*** DATASET ENTRIES ***
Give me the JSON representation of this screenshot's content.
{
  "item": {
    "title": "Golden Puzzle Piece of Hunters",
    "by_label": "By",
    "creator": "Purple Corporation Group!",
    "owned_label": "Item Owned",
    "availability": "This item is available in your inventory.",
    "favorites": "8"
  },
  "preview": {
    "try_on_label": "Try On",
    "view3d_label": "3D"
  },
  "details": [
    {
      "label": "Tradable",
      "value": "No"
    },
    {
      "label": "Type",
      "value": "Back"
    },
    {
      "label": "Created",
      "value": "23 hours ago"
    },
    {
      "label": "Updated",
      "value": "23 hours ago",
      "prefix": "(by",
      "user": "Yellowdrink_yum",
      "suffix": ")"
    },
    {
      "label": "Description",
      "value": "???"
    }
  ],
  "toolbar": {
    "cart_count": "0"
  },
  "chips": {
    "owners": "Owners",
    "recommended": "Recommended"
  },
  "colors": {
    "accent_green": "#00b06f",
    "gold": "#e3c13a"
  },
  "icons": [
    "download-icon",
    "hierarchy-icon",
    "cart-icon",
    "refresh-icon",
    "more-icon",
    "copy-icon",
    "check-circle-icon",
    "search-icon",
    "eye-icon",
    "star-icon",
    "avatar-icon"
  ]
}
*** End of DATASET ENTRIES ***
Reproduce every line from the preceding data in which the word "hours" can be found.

- **YOUR SOLUTION**:
      "value": "23 hours ago"
      "value": "23 hours ago",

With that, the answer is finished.